Take this very common rule, for example. Here, we've got a body selector that has a font color, a font family, and a font size. You can overwrite this, however. Let's say that I wanted all my main headings to be purple. Well, I could simply write a rule for that h1 tag and set the color to purple. Child rules will always override their parent rules when there's a conflict. Now, understanding inheritance makes it much easier to write efficient styles.
Imagine writing separate rules for every single element on the page to define a font and the font color. Since these are all the same, we could simply assign that color to the body selector and let all the other elements inherit it. That's a lot more efficient. The last concept I wanna talk about is specificity. If you have two or more conflicting CSS rules that point to the same element, there's some basic rules that a browser follows to determine which one is the most specific and therefore wins.

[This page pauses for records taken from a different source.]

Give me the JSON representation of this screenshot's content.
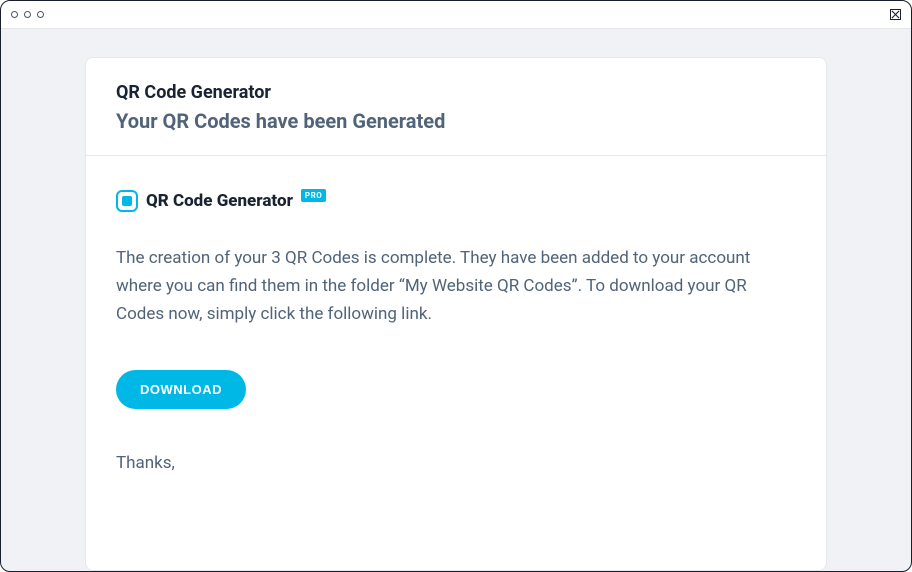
{
  "header": {
    "sender": "QR Code Generator",
    "subject": "Your QR Codes have been Generated"
  },
  "logo": {
    "text": "QR Code Generator",
    "badge": "PRO"
  },
  "body": {
    "text": "The creation of your 3 QR Codes is complete. They have been added to your account where you can find them in the folder “My Website QR Codes”. To download your QR Codes now, simply click the following link."
  },
  "button": {
    "download": "DOWNLOAD"
  },
  "signoff": "Thanks,",
  "colors": {
    "accent": "#00b8e6"
  }
}
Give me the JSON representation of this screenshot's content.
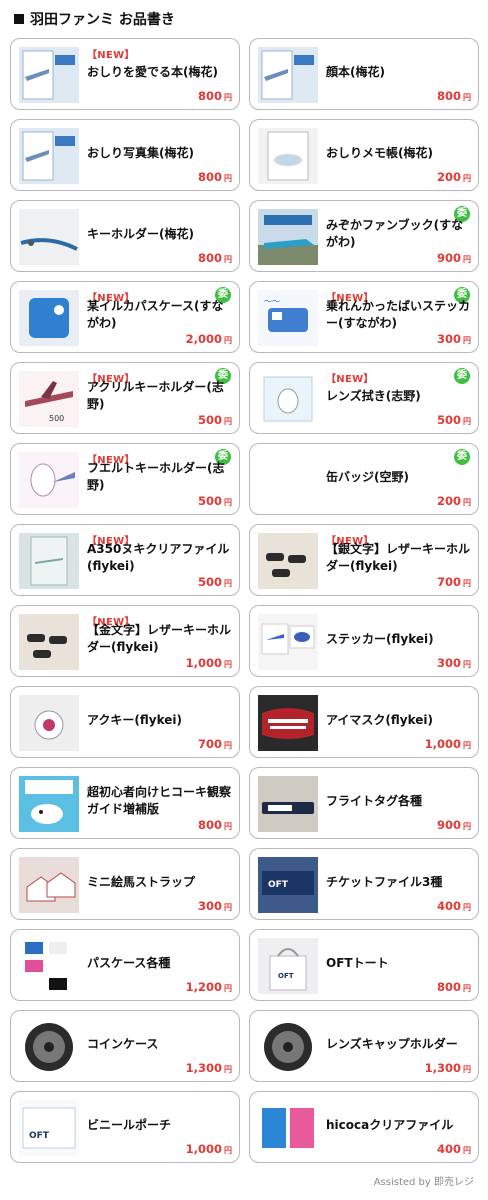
{
  "header": {
    "title": "羽田ファンミ お品書き"
  },
  "price_suffix": "円",
  "consign_label": "委",
  "new_label": "【NEW】",
  "footer": {
    "text": "Assisted by 即売レジ"
  },
  "colors": {
    "accent": "#e53935",
    "consign_badge": "#3fbf3f",
    "card_border": "#b8b8b8"
  },
  "items": [
    {
      "name": "おしりを愛でる本(梅花)",
      "price": "800",
      "is_new": true,
      "consign": false,
      "thumb": "book-photo"
    },
    {
      "name": "顔本(梅花)",
      "price": "800",
      "is_new": false,
      "consign": false,
      "thumb": "book-photo"
    },
    {
      "name": "おしり写真集(梅花)",
      "price": "800",
      "is_new": false,
      "consign": false,
      "thumb": "book-photo"
    },
    {
      "name": "おしりメモ帳(梅花)",
      "price": "200",
      "is_new": false,
      "consign": false,
      "thumb": "memo-photo"
    },
    {
      "name": "キーホルダー(梅花)",
      "price": "800",
      "is_new": false,
      "consign": false,
      "thumb": "strap-photo"
    },
    {
      "name": "みぞかファンブック(すながわ)",
      "price": "900",
      "is_new": false,
      "consign": true,
      "thumb": "train-photo"
    },
    {
      "name": "某イルカパスケース(すながわ)",
      "price": "2,000",
      "is_new": true,
      "consign": true,
      "thumb": "passcase-photo"
    },
    {
      "name": "乗れんかったばいステッカー(すながわ)",
      "price": "300",
      "is_new": true,
      "consign": true,
      "thumb": "bus-illust"
    },
    {
      "name": "アクリルキーホルダー(志野)",
      "price": "500",
      "is_new": true,
      "consign": true,
      "thumb": "plane-illust"
    },
    {
      "name": "レンズ拭き(志野)",
      "price": "500",
      "is_new": true,
      "consign": true,
      "thumb": "cloth-illust"
    },
    {
      "name": "フエルトキーホルダー(志野)",
      "price": "500",
      "is_new": true,
      "consign": true,
      "thumb": "felt-illust"
    },
    {
      "name": "缶バッジ(空野)",
      "price": "200",
      "is_new": false,
      "consign": true,
      "thumb": "none"
    },
    {
      "name": "A350ヌキクリアファイル(flykei)",
      "price": "500",
      "is_new": true,
      "consign": false,
      "thumb": "file-photo"
    },
    {
      "name": "【銀文字】レザーキーホルダー(flykei)",
      "price": "700",
      "is_new": true,
      "consign": false,
      "thumb": "leather-photo"
    },
    {
      "name": "【金文字】レザーキーホルダー(flykei)",
      "price": "1,000",
      "is_new": true,
      "consign": false,
      "thumb": "leather-photo"
    },
    {
      "name": "ステッカー(flykei)",
      "price": "300",
      "is_new": false,
      "consign": false,
      "thumb": "sticker-photo"
    },
    {
      "name": "アクキー(flykei)",
      "price": "700",
      "is_new": false,
      "consign": false,
      "thumb": "acrylic-photo"
    },
    {
      "name": "アイマスク(flykei)",
      "price": "1,000",
      "is_new": false,
      "consign": false,
      "thumb": "eyemask-photo"
    },
    {
      "name": "超初心者向けヒコーキ観察ガイド増補版",
      "price": "800",
      "is_new": false,
      "consign": false,
      "thumb": "guide-illust"
    },
    {
      "name": "フライトタグ各種",
      "price": "900",
      "is_new": false,
      "consign": false,
      "thumb": "tag-photo"
    },
    {
      "name": "ミニ絵馬ストラップ",
      "price": "300",
      "is_new": false,
      "consign": false,
      "thumb": "ema-photo"
    },
    {
      "name": "チケットファイル3種",
      "price": "400",
      "is_new": false,
      "consign": false,
      "thumb": "ticket-photo"
    },
    {
      "name": "パスケース各種",
      "price": "1,200",
      "is_new": false,
      "consign": false,
      "thumb": "passcases-photo"
    },
    {
      "name": "OFTトート",
      "price": "800",
      "is_new": false,
      "consign": false,
      "thumb": "tote-photo"
    },
    {
      "name": "コインケース",
      "price": "1,300",
      "is_new": false,
      "consign": false,
      "thumb": "engine-photo"
    },
    {
      "name": "レンズキャップホルダー",
      "price": "1,300",
      "is_new": false,
      "consign": false,
      "thumb": "engine-photo"
    },
    {
      "name": "ビニールポーチ",
      "price": "1,000",
      "is_new": false,
      "consign": false,
      "thumb": "pouch-photo"
    },
    {
      "name": "hicocaクリアファイル",
      "price": "400",
      "is_new": false,
      "consign": false,
      "thumb": "hicoca-photo"
    }
  ]
}
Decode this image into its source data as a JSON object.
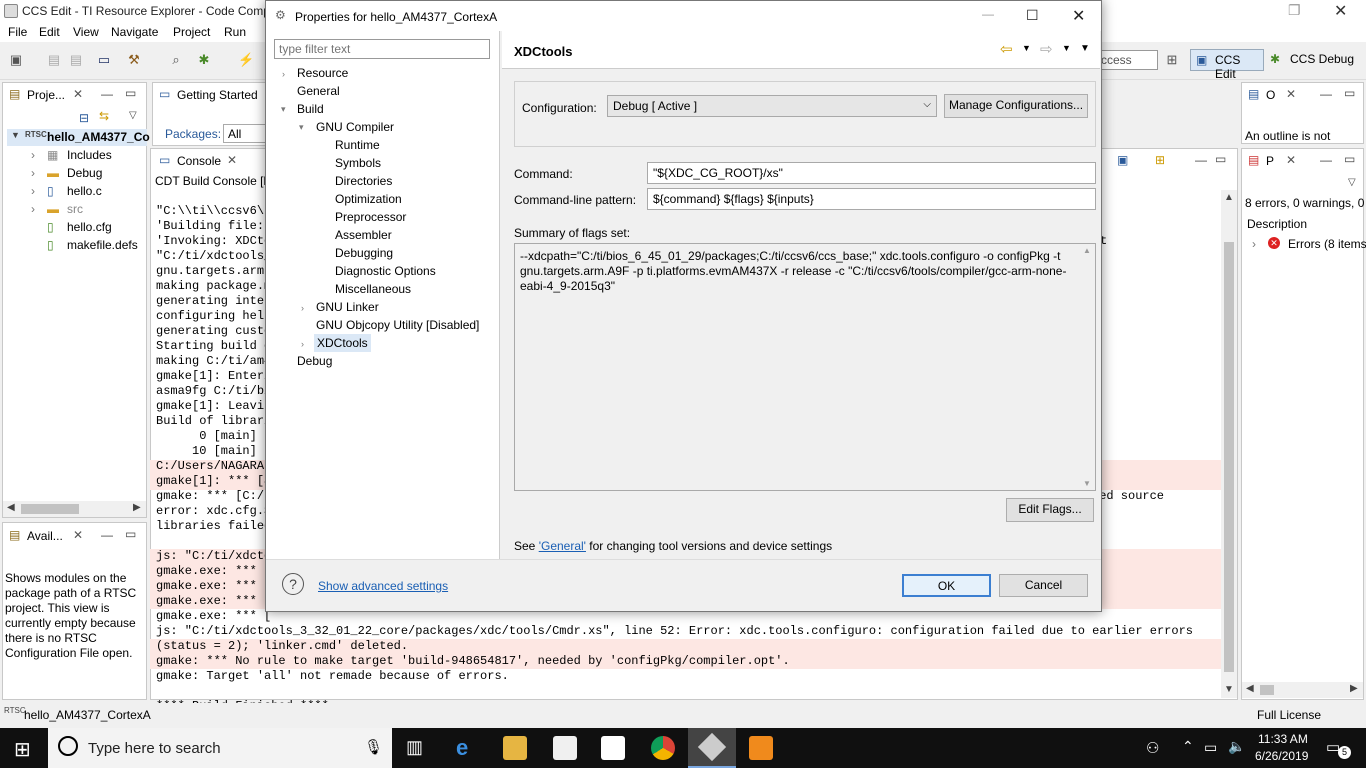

Basically, if the cascade or inheritance can't resolve a conflict, then we look to specificity to make a decision. Each CSS rule actually has a weight score based on the elements that make up the selector. So, for example, if we have an ID, that's worth 100. If we've got a class, that's worth 10. And a regular html element is worth one. Let's take a look at some example selectors. So, here, I've got an ID worth 100, an element worth one, and a class worth 10, for a total of 111.
Here, I've got an ID plus a class for a total of 110. Just a class by itself is 10. And then we have an element plus a class for a total of 11. So, which one of these wins? Well, it's gonna be with the highest score here. As you can see, it's the most specific of the bunch. Practically speaking, I rarely find myself doing this math. But I did wanna show you these calculations to show you that there actually is a method to the madness that is CSS specificity. There's one final point that I wanna make about how browsers render styles.
Styles are cumulative. Take these styles, for example. Here we have a body selector and an external style sheet that applies the font size and color. Later on, in the same style sheet, there's a paragraph rule that sets the line height to two. And finally, the color would be overwritten by this embedded style because inheritance resolves a conflict between this embedded paragraph style and the external body color set in the style sheet. So, what I've just covered in this video are some of the hardest parts of CSS concepts to grasp, in my opinion.
If you're not feeling clear about this, that's totally okay, just replay the video until it starts to sink in. And once you get these basic rules of CSS down, I promise the rest will feel easy.
- What is CSS?
- Understanding how CSS works with HTML
- Applying fonts
- Understanding the classic box model
- Setting margins and padding
- Positioning elements
- Basic CSS layout concepts
- Media types and media queries
- Working with CSS frameworks and CSS grids
- Creating responsive layouts
- Tools that help you write and maintain CSS